Plaintiff filed her present claim for disability insurance benefits on June 2, 1988. The application was denied initially and upon reconsideration. Plaintiff requested a hearing before an A.L.J., but the request was denied based upon the doctrine of administrative res judicata. Plaintiff commenced a timely action for judicial review in the district court. The district court adopted the magistrate's report and recommendation to grant the Secretary's motion to dismiss for lack of subject matter jurisdiction on the ground of res judicata.


Plaintiff filed a prior application for disability insurance benefits on December 2, 1986 which was denied. Plaintiff was advised that a request for reconsideration must be filed within sixty days of receiving the denial notice; however, plaintiff took no further action.

In denying the hearing sought by plaintiff in her present claim, the A.L.J. noted that it was the same as the claim filed in 1986, and that she had not presented any new and material evidence that would warrant reconsideration of the prior claim.


20 C.F.R. Sec. 404.957 (1989) allows an A.L.J. to dismiss a request for hearing if

(c) The administrative law judge decides that there is cause to dismiss a hearing request entirely or to refuse to consider any one or more of the issues because--

(1) The doctrine of res judicata applies in that we have made a previous determination or decision under this subpart about your rights on the same facts and on the same issue or issues, and this previous determination or decision has become final by either administrative or judicial action....

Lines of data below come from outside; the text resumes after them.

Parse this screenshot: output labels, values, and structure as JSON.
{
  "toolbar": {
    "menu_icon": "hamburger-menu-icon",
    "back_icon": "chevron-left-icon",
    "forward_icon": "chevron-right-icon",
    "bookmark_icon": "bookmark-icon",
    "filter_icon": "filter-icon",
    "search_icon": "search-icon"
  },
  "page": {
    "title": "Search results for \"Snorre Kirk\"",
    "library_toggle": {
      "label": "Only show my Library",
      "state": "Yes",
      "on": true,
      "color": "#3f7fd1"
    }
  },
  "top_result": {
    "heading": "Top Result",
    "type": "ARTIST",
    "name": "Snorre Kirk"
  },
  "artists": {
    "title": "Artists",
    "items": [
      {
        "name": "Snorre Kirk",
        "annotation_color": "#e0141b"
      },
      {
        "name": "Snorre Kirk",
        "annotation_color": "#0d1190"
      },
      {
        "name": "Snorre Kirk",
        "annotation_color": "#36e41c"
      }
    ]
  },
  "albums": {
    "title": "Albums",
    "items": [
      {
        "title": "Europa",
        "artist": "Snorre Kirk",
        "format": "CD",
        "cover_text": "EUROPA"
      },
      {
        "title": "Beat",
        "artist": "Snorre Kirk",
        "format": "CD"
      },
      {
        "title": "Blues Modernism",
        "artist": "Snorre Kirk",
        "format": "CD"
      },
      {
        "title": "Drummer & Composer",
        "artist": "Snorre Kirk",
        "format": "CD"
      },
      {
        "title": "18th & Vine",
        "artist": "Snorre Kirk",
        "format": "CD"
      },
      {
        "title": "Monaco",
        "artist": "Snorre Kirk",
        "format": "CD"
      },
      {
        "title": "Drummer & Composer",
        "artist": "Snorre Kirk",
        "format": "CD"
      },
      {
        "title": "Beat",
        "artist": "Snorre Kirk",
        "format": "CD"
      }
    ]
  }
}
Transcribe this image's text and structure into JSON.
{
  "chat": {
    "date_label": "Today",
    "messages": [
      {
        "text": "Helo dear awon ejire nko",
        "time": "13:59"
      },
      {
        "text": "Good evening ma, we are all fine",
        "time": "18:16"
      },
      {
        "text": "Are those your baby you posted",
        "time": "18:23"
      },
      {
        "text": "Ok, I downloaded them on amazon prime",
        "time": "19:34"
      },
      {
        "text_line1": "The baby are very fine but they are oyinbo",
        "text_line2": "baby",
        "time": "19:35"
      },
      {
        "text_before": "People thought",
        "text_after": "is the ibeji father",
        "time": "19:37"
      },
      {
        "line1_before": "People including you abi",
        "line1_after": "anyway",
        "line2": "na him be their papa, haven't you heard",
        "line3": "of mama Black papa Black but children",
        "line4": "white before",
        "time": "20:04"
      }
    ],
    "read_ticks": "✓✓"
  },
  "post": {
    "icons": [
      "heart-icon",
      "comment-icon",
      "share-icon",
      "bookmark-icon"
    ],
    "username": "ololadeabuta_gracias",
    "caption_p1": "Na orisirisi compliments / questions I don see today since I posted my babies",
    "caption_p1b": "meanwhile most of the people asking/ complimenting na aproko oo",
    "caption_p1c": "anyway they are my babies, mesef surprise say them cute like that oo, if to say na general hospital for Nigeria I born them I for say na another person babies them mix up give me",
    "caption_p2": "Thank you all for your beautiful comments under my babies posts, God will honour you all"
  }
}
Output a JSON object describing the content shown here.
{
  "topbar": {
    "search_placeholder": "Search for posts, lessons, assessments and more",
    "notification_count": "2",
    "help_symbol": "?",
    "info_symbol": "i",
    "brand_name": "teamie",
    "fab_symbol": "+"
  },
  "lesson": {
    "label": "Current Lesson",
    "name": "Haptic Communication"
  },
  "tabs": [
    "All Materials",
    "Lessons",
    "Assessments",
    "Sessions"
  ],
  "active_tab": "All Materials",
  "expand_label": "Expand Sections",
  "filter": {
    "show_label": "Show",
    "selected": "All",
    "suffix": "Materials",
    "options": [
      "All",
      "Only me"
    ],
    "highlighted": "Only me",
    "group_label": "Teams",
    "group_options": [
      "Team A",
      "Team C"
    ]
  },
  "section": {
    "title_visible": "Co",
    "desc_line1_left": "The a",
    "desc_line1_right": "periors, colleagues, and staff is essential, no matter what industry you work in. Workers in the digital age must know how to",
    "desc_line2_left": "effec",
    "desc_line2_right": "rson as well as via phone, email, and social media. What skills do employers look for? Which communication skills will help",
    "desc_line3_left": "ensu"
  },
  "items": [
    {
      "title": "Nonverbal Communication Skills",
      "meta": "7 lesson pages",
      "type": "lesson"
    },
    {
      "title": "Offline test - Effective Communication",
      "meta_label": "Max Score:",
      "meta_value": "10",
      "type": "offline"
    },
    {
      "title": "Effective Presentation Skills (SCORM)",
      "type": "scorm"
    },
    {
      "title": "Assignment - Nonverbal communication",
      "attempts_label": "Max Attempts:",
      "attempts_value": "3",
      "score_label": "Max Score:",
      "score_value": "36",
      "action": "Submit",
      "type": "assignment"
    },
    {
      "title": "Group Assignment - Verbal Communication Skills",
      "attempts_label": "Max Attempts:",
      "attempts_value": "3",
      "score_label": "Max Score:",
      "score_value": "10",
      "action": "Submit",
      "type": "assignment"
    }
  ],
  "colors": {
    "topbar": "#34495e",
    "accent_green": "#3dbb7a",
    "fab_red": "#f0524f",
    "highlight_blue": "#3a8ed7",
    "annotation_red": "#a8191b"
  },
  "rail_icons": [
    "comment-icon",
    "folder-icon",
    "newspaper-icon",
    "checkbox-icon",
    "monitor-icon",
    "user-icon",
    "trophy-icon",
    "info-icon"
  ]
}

The law in this circuit, regarding the application of res judicata by the Secretary in cases arising under the Social Security Act, has been succinctly set forth in Maddox v. Richardson, 464 F.2d 617 (6th Cir. 1972), and Carver v. Secretary of Health & Human Servs., 869 F.2d 289 (6th Cir. 1989). In Maddox, we held that "the doctrine of res judicata may validly be applied by the Secretary, pursuant to 20 C.F.R. Sec. 404.937, when a prior administrative denial of an application raising the same issues has become final because of the applicant's failure to make a timely request for a hearing." Maddox, 464 F.2d at 619. We reaffirmed the holding of Maddox in Carver where we determined "that the Secretary's initial determinations of claimant's eligibility for benefits are to be given preclusive effect in the consideration of subsequent applications for benefits with the identical facts and issues." Carver, 869 F.2d at 291.

Plaintiff also argues that her case was constructively reopened when the Appeals Council stated that her evidence was not "new" but offered the same evidence that was previously submitted.

We disagree. If the A.L.J. and Appeals Council considered additional evidence submitted by the claimant for the limited purpose of deciding whether a new claim was presented or whether prior application should be reopened, the refusal to reopen is not a de facto reopening. Rogerson v. Secretary of Health & Human Servs., 872 F.2d 24, 29 n. 5 (3d Cir. 1989).

Finally, plaintiff attempts to raise a constitutional issue and thereby provide the court with a reason to make an exception to the general rule of preclusion. "Courts have consistently upheld the imposition of the doctrine of administrative res judicata in social security cases except under circumstances that implicate a colorable constitutional issue." Carver, 869 F.2d at 292 (citing Califano v. Sanders, 430 U.S. 99 (1977)).

However, we are in no position to address the constitutional issue, since it is raised for the first time on appeal. White v. Anchor Motor Freight, Inc., 899 F.2d 555, 559 (6th Cir. 1990).

The judgment of the district court is therefore affirmed.


The Honorable Harry W. Wellford became Senior Circuit Judge on January 21, 1991


The Honorable Karl S. Forester, United States District Judge for the Eastern District of Kentucky, sitting by designation